Study of Accuracy of New Diagnostic Technology to Determine Guide Rapid Antibiotic Treatment for Serious Infections (RAMPED)
Military service members and the U.S. veteran population face a growing and serious health threat: widespread antibiotic resistance resulting from resistant bacteria and a dwindling pipe-line of sufficiently potent antibiotics. Infections with antibiotic resistant bacteria are increasing significantly. They cause major complications and mortality, and drive up healthcare costs. Powerful but non-targeted antibiotics, while in widespread use, can actually pressure bacteria to develop resistance.
Skin and Subcutaneous Tissue Bacterial Infections
Infection Due to Resistant Bacteria
|Study Design:||Observational Model: Case Control
Time Perspective: Prospective
|Official Title:||Rapid Microbiological Diagnostics for MDRO Quantitative Identification and Resistance Phenotyping to Guide Antibiotic Selection in Wounded Warriors and Veterans|

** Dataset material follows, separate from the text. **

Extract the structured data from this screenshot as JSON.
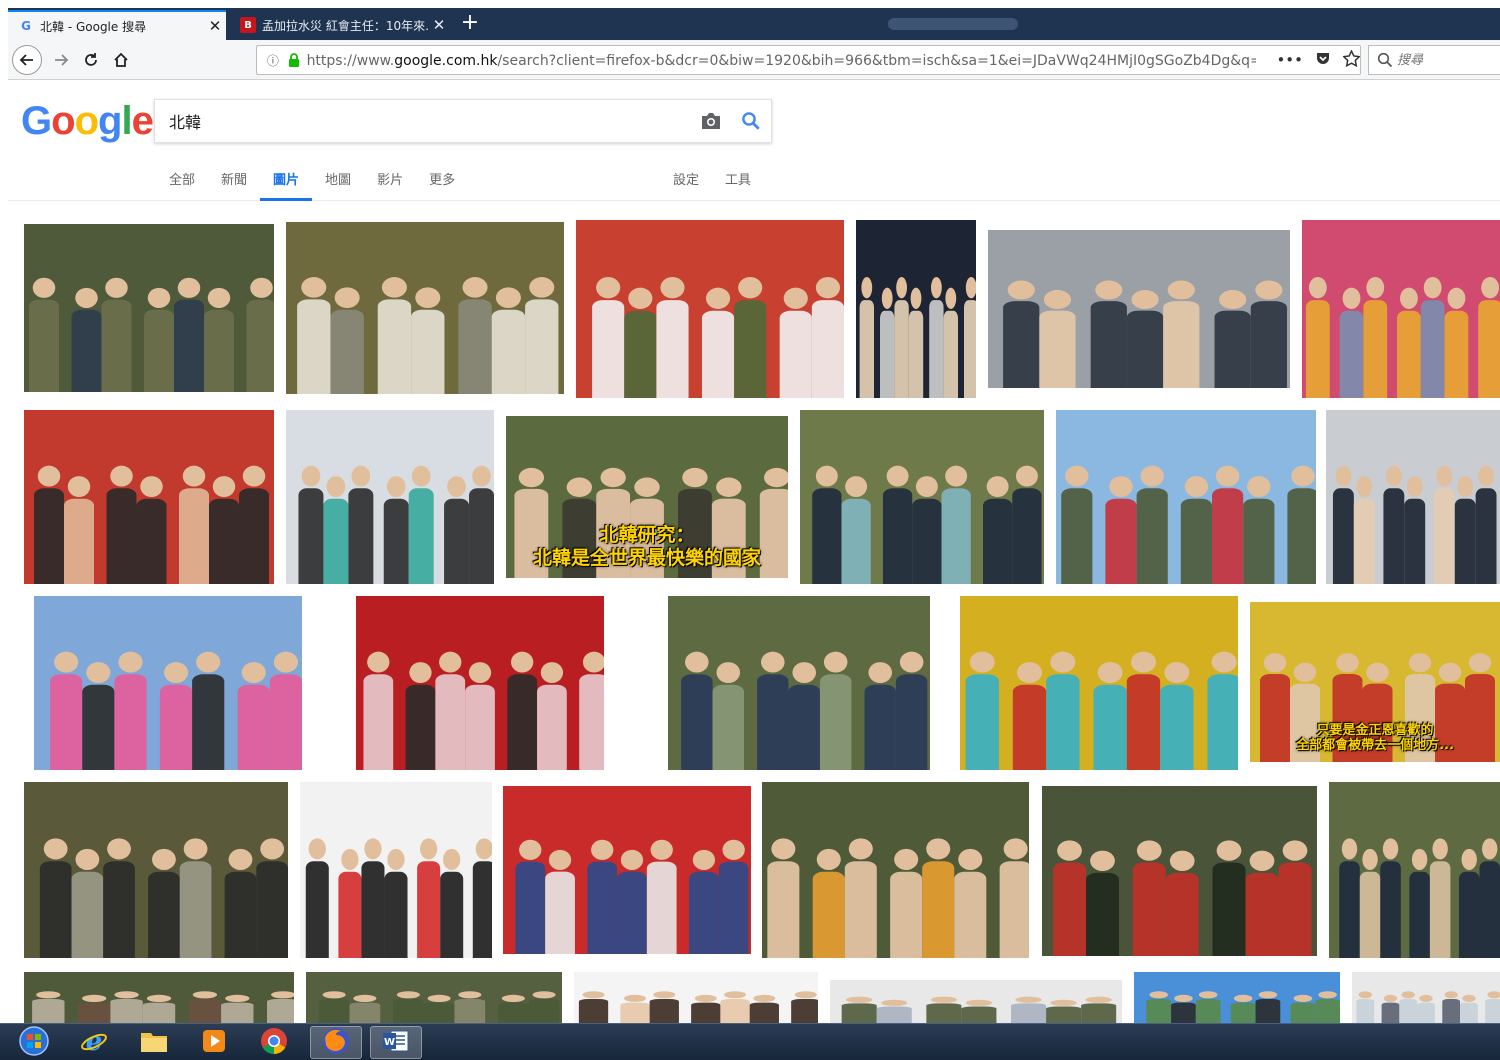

- The proportion of concordant, accurately phenotyped positive isolates assayed by MADM versus conventional culture based microbiology as comparator. [ Time Frame: 1 year ] [ Designated as safety issue: No ]

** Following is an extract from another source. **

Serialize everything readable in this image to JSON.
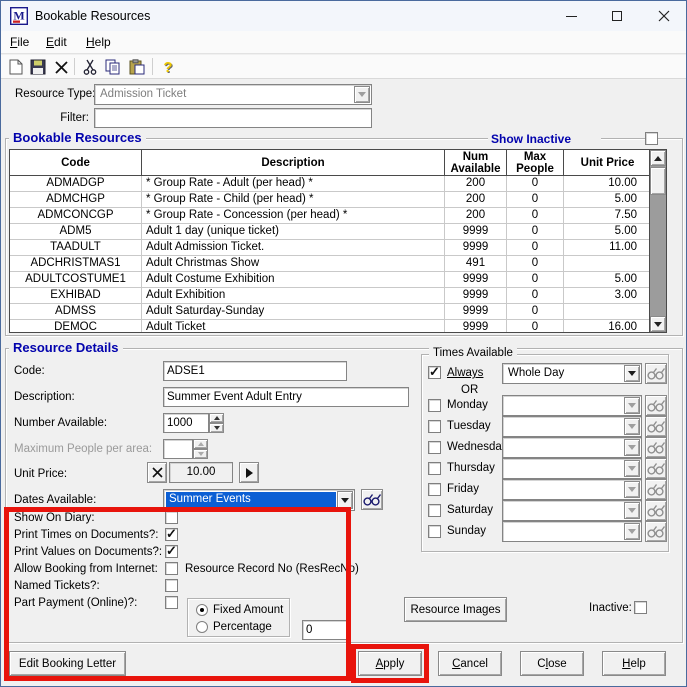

Biospecimen Retention: Samples Without DNA
Isolates of intresting bacteria
|Study Start Date:||August 2013|
|Estimated Study Completion Date:||November 2015|

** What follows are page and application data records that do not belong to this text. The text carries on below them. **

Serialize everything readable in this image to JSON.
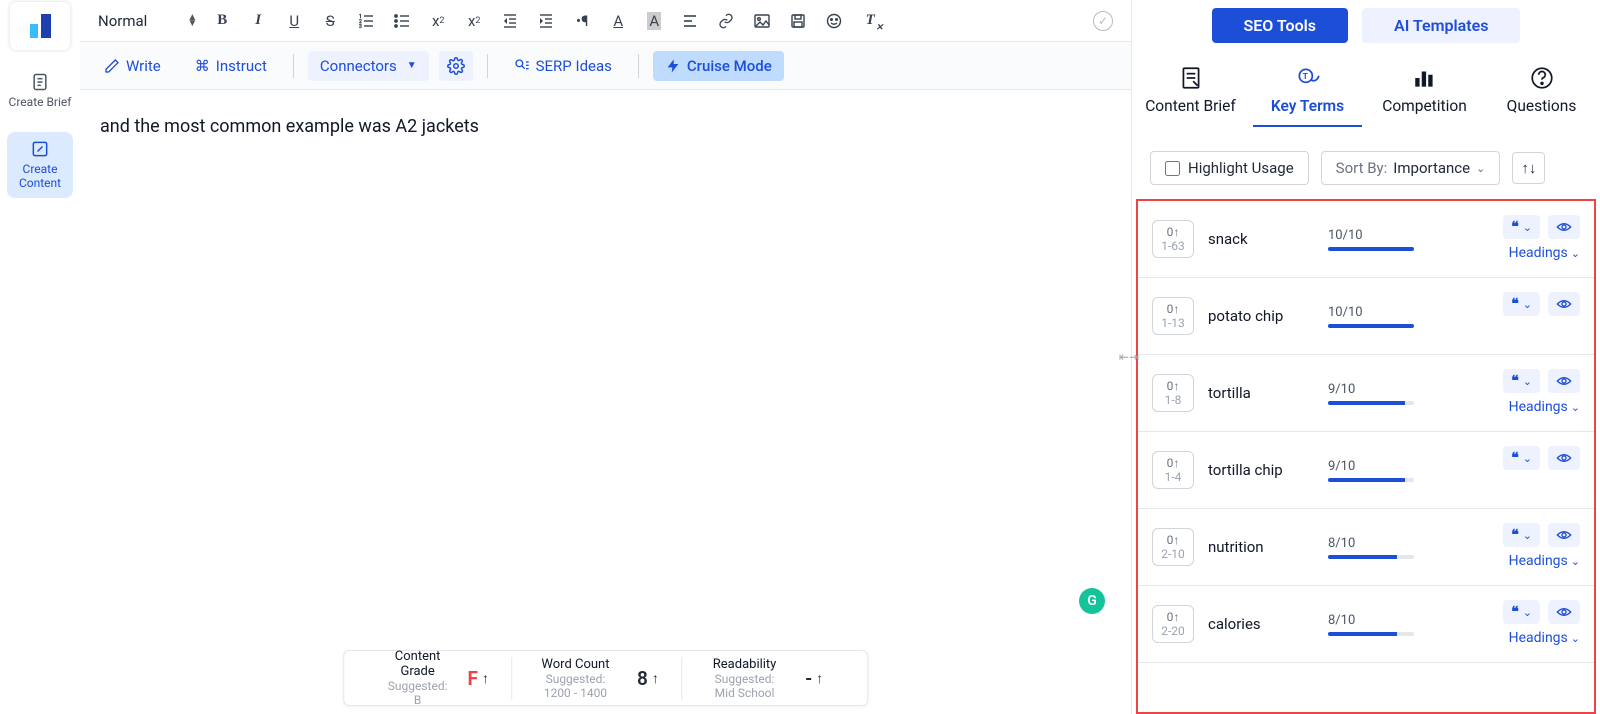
{
  "left_rail": {
    "create_brief": "Create Brief",
    "create_content": "Create Content"
  },
  "format_bar": {
    "style_select": "Normal"
  },
  "action_bar": {
    "write": "Write",
    "instruct": "Instruct",
    "connectors": "Connectors",
    "serp_ideas": "SERP Ideas",
    "cruise_mode": "Cruise Mode"
  },
  "editor": {
    "content": "and the most common example was A2 jackets"
  },
  "grammarly": "G",
  "stats": {
    "content_grade": {
      "label": "Content Grade",
      "suggested": "Suggested: B",
      "value": "F"
    },
    "word_count": {
      "label": "Word Count",
      "suggested": "Suggested: 1200 - 1400",
      "value": "8"
    },
    "readability": {
      "label": "Readability",
      "suggested": "Suggested: Mid School",
      "value": "-"
    }
  },
  "right": {
    "pill_seo": "SEO Tools",
    "pill_ai": "AI Templates",
    "tabs": {
      "brief": "Content Brief",
      "keyterms": "Key Terms",
      "competition": "Competition",
      "questions": "Questions"
    },
    "highlight_usage": "Highlight Usage",
    "sort_label": "Sort By:",
    "sort_value": "Importance",
    "headings_label": "Headings",
    "terms": [
      {
        "count": "0↑",
        "range": "1-63",
        "name": "snack",
        "score": "10/10",
        "fill": 100,
        "headings": true
      },
      {
        "count": "0↑",
        "range": "1-13",
        "name": "potato chip",
        "score": "10/10",
        "fill": 100,
        "headings": false
      },
      {
        "count": "0↑",
        "range": "1-8",
        "name": "tortilla",
        "score": "9/10",
        "fill": 90,
        "headings": true
      },
      {
        "count": "0↑",
        "range": "1-4",
        "name": "tortilla chip",
        "score": "9/10",
        "fill": 90,
        "headings": false
      },
      {
        "count": "0↑",
        "range": "2-10",
        "name": "nutrition",
        "score": "8/10",
        "fill": 80,
        "headings": true
      },
      {
        "count": "0↑",
        "range": "2-20",
        "name": "calories",
        "score": "8/10",
        "fill": 80,
        "headings": true
      }
    ]
  }
}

|Estimated Primary Completion Date:||November 2015 (Final data collection date for primary outcome measure)|
Current methods for diagnosing infections typically require 2-3 days to produce results that can guide antibiotic choice. That is frequently too delayed to help clinicians make good treatment decisions. This also results in inappropriate or over-treatment with non-targeted antibiotics that are started while awaiting lab results. More rapid technologies that can accurately diagnose the specific cause of an infection could guide early, targeted antibiotic treatment. This would result in more effective early treatment of infection, decrease unnecessary exposure to excess antibiotics, and could slow the development of antibiotic resistance. By diagnosing infections earlier, we expect to reduce the complications and mortality of combat-related infections in Wounded Warriors and Military Veterans.
We propose a new ultra-rapid technology (called MADM) that uses a digital microscope to detect bacteria growing directly from a patient's specimen, rather than waiting for growth in lab cultures. The innovative new method supports identification of the infecting bacteria within 2 hours of receiving a specimen. The technology also shows the effect of selected antibiotics on the bacteria including multidrug resistant bacteria so that doctors know within 6 hours from specimen collection which antibiotic kills the bacteria.
This study involves collection of any excess volume of microbiology specimens after it has been determined sufficient sample is available for clinical care. All microbiological samples and results are being obtained for solely non-research purposes as part of usual care; only leftover/discarded materials from clinical or research procedures already performed will be used for this study. Samples will be tested in tandem with usual care on the new technology to test the accuracy and speed. Results obtained from the new technology will not be used in patient care or to make treatment decisions.
Please refer to this study by its ClinicalTrials.gov identifier: NCT02060513
|Contact: Katie Overdier, BSc (Hons)||303 602 1479||Katie.Overdier@dhha.org|
|United States, Colorado|
|Denver Health Medical Center||Recruiting|
|Denver, Colorado, United States, 80204|
|Principal Investigator: Connie S Price, MD|
|Principal Investigator: Ivor S Douglas, MD|
|Denver Veterans Affairs Eastern Colorado Health Care System||Recruiting|
|Denver, Colorado, United States, 80220|
|Principal Investigator: Mary Bessesen, MD|
|United States, Maryland|
|Washington Hospital Center||Recruiting|
|Washington, Maryland, United States, 20782|
|Principal Investigator: Andrew Shorr, MD|
|Principal Investigator:||Connie S Price, MD||Denver Health Medical Center|
|Principal Investigator:||Ivor S Douglas, MD||Denver Health Medical Center|